**Data records**
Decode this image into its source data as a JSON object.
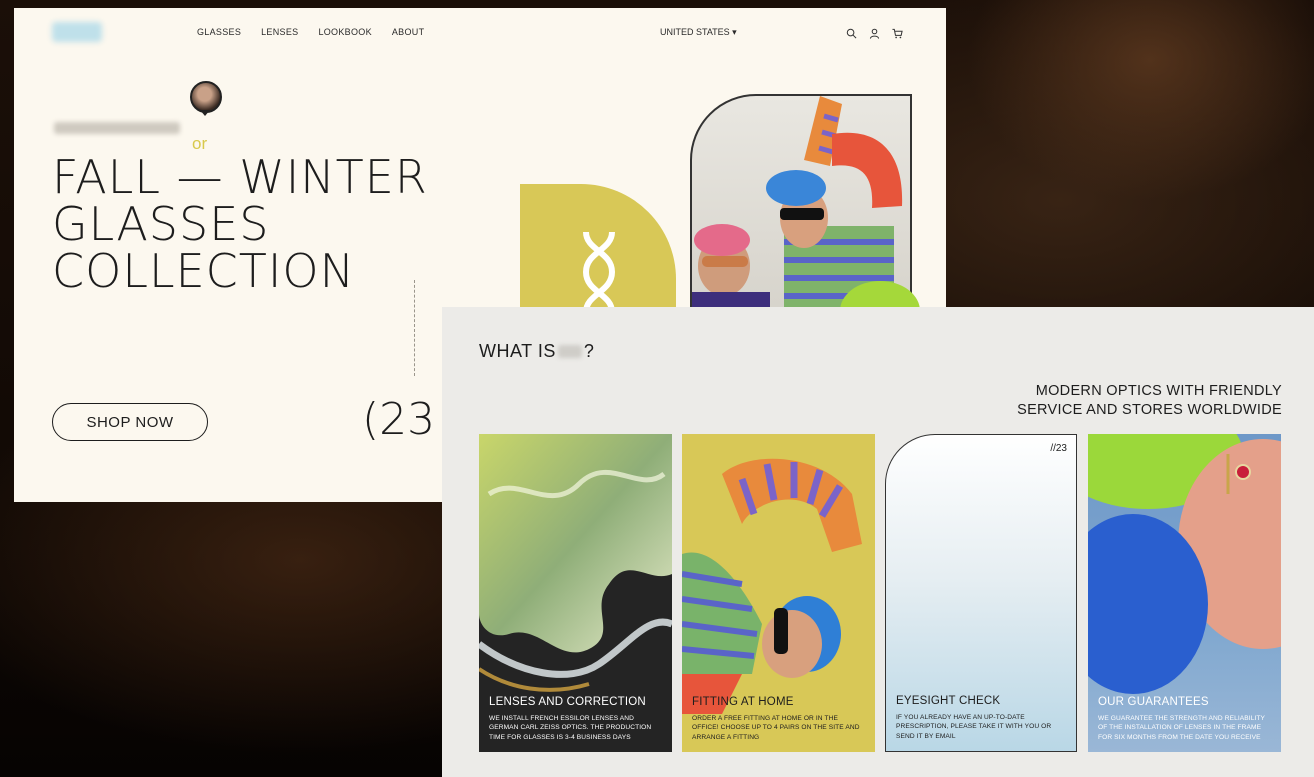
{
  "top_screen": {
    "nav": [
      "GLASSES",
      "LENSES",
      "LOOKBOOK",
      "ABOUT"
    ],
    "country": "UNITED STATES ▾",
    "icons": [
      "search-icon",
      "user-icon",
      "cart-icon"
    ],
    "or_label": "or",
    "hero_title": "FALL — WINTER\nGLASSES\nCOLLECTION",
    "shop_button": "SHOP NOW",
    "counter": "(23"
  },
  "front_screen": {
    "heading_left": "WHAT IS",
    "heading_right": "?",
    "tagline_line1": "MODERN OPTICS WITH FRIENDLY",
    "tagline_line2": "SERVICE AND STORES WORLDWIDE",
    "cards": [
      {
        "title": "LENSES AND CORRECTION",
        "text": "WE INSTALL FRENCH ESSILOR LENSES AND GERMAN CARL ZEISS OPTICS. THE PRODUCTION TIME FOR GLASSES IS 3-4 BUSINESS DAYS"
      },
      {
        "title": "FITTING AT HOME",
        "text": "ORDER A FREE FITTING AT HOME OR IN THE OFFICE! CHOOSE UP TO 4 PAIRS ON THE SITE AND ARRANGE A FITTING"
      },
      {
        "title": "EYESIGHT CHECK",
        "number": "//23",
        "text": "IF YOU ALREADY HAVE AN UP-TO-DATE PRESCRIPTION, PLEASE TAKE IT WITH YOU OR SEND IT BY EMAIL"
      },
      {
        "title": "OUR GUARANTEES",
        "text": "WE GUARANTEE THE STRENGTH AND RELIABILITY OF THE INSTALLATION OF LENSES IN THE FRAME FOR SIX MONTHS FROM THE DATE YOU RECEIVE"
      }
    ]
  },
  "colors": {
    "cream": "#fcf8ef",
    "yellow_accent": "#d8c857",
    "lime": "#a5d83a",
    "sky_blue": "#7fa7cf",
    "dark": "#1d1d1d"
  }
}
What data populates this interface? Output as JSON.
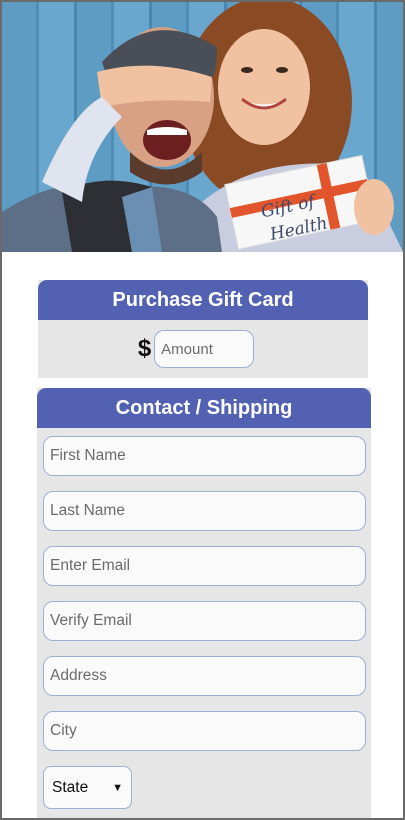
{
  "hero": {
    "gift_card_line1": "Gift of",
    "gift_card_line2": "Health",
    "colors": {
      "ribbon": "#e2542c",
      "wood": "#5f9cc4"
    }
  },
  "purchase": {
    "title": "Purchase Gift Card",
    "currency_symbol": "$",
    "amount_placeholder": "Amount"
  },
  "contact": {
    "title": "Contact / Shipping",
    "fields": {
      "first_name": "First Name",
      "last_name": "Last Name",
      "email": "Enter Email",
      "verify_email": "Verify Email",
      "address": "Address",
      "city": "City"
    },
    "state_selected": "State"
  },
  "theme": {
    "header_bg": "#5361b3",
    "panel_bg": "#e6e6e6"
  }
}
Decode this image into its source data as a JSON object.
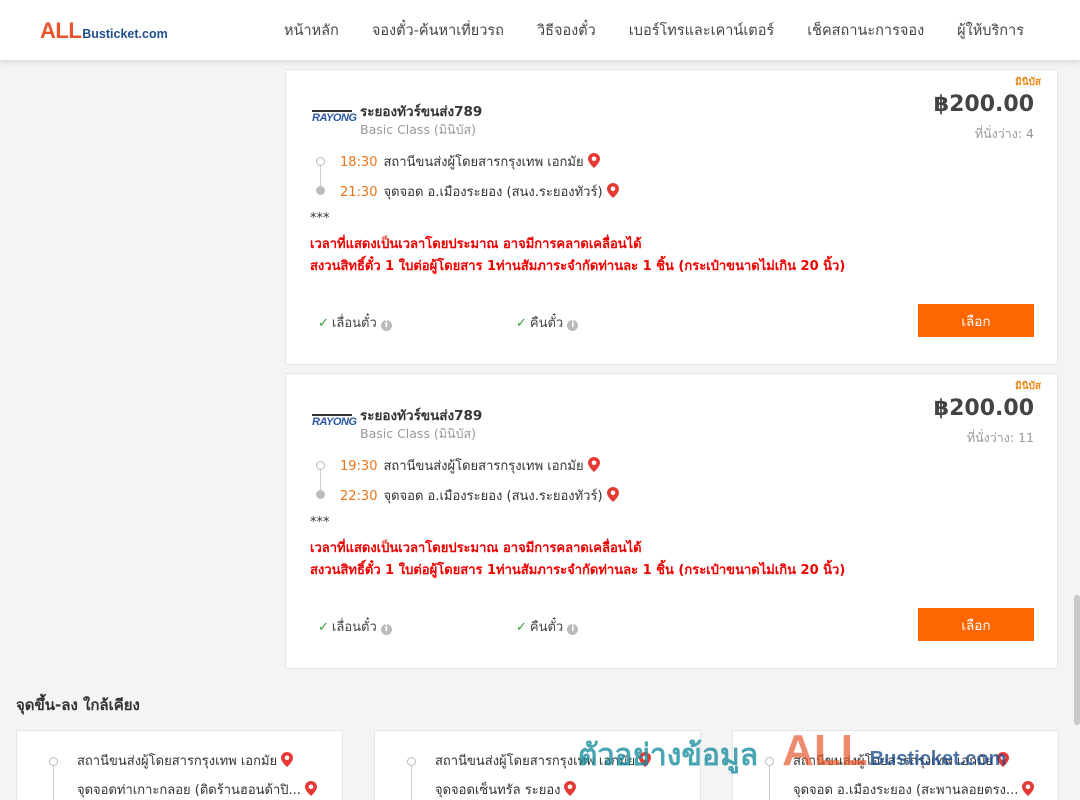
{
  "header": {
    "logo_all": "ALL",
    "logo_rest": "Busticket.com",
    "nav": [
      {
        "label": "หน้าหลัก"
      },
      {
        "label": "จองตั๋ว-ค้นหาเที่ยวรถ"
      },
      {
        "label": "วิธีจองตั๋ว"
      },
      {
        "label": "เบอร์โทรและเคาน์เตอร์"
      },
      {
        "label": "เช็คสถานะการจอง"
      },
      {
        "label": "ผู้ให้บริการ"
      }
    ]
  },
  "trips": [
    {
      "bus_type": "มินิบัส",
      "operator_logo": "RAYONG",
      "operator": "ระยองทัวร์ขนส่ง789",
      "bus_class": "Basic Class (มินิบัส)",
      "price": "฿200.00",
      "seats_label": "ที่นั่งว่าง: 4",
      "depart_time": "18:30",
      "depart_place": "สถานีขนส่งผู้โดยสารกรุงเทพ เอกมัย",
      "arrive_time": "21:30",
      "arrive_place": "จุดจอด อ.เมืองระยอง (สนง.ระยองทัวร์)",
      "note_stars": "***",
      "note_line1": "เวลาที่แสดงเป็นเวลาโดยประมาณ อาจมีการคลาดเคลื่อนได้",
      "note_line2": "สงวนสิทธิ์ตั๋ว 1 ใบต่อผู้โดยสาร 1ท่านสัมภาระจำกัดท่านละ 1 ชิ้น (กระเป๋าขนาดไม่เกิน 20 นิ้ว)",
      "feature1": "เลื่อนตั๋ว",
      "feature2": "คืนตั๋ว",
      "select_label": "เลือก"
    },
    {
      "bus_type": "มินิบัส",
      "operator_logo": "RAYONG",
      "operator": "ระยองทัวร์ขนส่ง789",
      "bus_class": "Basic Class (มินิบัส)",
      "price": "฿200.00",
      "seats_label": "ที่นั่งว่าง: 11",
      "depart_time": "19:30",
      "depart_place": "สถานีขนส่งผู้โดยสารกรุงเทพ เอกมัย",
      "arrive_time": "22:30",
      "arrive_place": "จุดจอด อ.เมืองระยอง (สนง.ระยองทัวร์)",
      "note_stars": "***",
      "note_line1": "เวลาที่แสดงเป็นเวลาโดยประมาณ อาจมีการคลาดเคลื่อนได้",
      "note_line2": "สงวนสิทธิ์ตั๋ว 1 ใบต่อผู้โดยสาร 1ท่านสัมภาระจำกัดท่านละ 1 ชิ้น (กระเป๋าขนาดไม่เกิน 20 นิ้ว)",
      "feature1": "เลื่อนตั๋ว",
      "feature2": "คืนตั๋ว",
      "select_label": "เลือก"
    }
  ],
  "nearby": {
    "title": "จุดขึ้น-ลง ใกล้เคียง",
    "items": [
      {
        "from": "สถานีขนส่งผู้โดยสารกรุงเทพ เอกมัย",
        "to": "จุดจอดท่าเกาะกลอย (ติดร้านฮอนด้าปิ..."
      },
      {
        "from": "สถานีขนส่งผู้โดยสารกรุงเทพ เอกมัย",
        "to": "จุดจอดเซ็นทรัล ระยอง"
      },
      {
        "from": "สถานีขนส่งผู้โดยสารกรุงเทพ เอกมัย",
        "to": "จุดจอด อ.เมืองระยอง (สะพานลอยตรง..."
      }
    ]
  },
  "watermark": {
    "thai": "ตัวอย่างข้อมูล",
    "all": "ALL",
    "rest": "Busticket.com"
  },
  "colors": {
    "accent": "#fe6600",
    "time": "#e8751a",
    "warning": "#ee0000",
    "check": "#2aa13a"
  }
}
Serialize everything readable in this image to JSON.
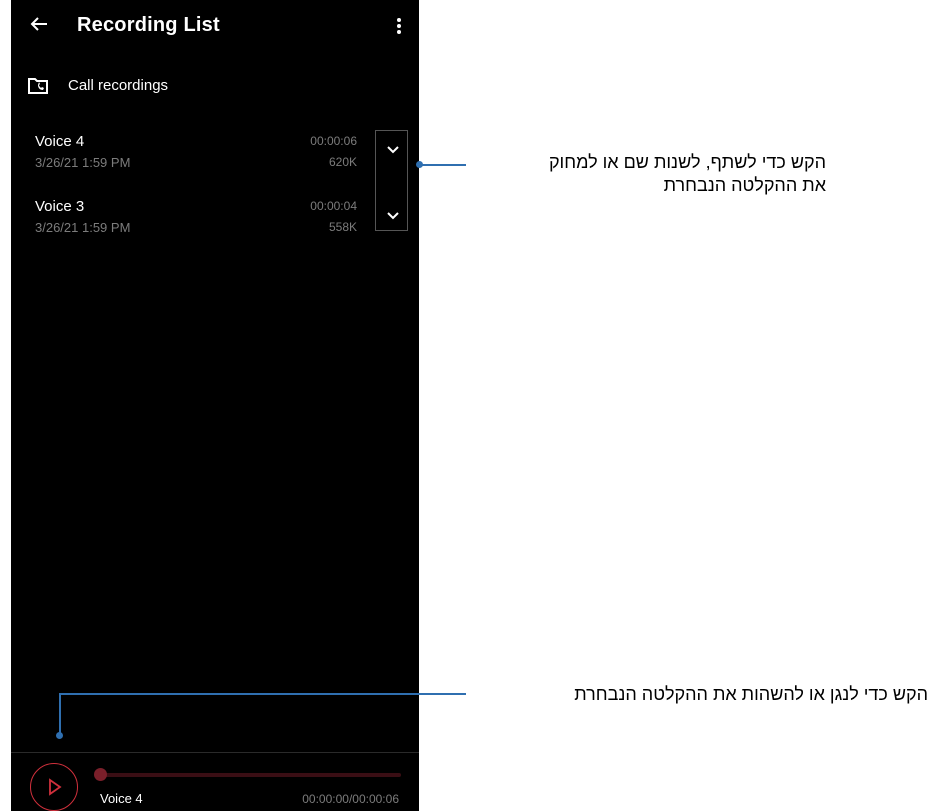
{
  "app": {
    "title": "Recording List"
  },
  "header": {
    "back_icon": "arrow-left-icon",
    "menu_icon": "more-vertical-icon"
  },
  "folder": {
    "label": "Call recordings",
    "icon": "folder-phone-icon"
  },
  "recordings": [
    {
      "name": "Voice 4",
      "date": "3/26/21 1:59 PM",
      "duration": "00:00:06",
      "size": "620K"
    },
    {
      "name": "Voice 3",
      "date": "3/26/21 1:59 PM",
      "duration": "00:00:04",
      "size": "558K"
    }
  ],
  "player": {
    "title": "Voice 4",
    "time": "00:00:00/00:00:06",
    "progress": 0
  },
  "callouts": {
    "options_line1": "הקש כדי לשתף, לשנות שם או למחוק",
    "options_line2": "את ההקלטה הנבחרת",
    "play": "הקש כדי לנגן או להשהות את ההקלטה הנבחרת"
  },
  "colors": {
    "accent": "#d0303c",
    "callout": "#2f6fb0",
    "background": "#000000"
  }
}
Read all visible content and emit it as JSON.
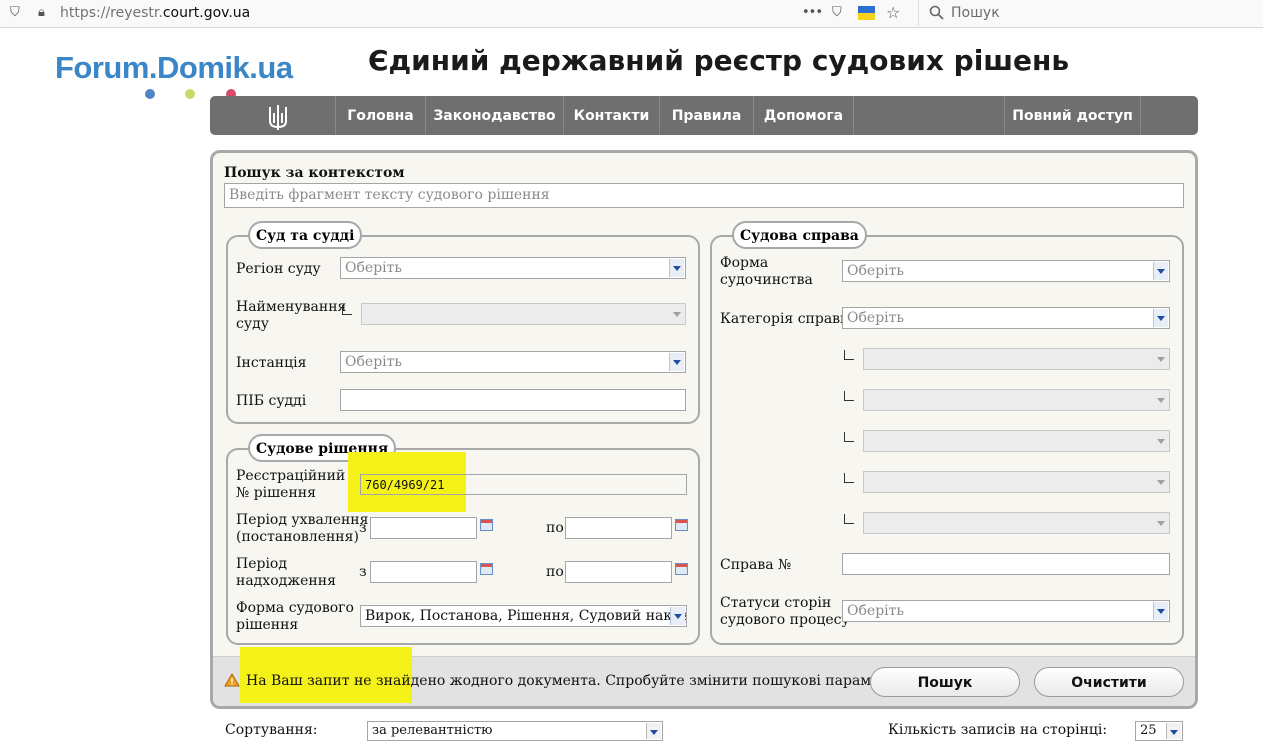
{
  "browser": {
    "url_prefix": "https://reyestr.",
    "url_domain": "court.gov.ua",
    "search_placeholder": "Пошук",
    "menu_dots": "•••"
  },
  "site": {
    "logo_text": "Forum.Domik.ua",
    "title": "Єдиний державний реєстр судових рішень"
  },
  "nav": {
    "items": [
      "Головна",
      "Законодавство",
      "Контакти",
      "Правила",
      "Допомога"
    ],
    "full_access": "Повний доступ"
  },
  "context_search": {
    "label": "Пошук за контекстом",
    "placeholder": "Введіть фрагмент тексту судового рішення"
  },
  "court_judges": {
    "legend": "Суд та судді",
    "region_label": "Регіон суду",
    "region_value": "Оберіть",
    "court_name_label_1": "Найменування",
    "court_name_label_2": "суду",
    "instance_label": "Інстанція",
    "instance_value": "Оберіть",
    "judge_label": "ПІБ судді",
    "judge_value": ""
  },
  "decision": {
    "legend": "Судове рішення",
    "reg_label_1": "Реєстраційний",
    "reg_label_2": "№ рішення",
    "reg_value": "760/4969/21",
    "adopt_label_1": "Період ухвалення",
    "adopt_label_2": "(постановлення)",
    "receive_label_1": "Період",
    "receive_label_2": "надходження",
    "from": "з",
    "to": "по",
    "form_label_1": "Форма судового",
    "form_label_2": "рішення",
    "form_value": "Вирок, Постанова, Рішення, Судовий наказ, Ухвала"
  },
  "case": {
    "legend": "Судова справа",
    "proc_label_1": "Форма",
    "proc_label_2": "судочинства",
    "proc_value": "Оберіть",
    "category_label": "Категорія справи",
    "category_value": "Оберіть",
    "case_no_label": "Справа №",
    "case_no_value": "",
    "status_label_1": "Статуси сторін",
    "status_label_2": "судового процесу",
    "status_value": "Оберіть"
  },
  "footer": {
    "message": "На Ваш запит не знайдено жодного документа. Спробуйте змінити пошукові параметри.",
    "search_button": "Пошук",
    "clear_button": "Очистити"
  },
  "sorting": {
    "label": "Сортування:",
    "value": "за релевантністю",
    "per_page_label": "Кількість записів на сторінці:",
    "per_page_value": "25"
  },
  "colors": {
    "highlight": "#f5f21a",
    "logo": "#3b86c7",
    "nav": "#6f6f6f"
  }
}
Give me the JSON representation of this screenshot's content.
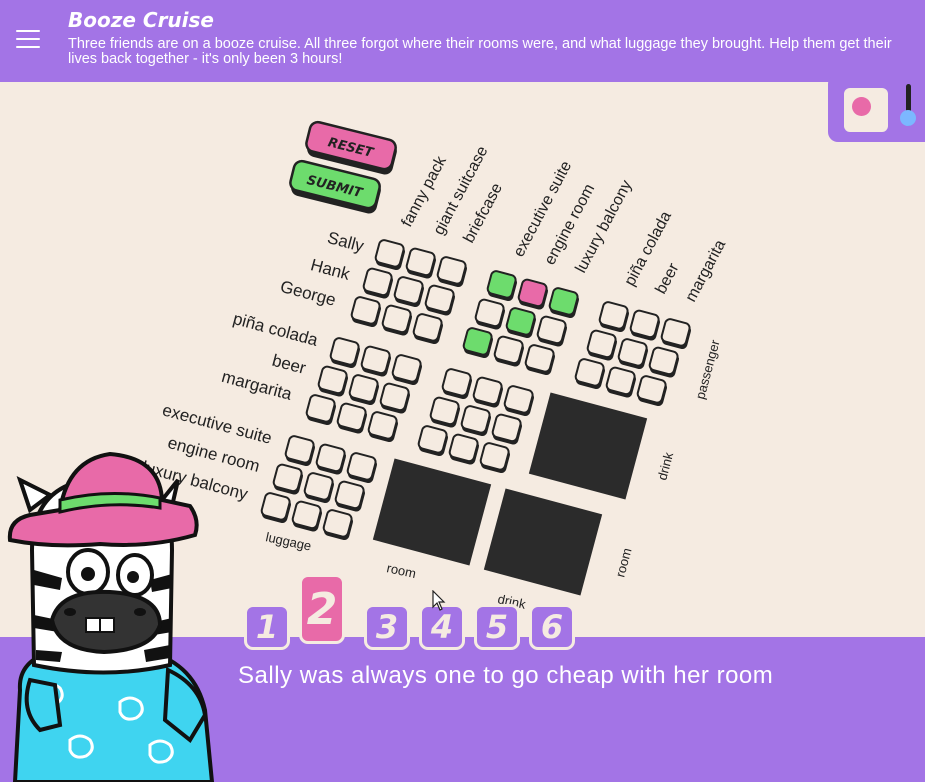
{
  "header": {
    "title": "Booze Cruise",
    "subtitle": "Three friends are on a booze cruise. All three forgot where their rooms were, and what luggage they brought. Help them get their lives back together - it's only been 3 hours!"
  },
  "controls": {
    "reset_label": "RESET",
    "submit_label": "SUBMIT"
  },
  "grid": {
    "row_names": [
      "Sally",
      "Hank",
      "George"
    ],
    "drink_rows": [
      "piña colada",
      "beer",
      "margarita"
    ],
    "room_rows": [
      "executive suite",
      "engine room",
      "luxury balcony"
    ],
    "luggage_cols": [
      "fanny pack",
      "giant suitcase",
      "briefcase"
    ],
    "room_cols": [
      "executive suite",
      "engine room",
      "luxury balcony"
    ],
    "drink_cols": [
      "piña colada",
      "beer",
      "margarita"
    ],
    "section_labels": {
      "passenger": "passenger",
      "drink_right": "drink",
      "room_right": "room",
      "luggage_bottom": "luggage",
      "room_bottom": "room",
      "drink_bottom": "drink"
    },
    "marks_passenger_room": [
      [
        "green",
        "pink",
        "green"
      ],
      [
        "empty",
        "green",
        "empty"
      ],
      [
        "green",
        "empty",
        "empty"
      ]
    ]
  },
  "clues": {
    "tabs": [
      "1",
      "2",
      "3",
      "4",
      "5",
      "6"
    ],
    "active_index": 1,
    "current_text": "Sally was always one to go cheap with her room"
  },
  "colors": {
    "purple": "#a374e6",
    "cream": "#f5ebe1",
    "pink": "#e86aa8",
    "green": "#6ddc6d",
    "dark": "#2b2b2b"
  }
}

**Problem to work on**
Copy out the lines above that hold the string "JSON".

**Answer for this exercise**
Decode this image into its source data as a JSON object.
What data populates this interface? Output as JSON.
Decode this image into its source data as a JSON object.
Serialize everything readable in this image to JSON.
Read all visible content and emit it as JSON.
Give me the JSON representation of this screenshot's content.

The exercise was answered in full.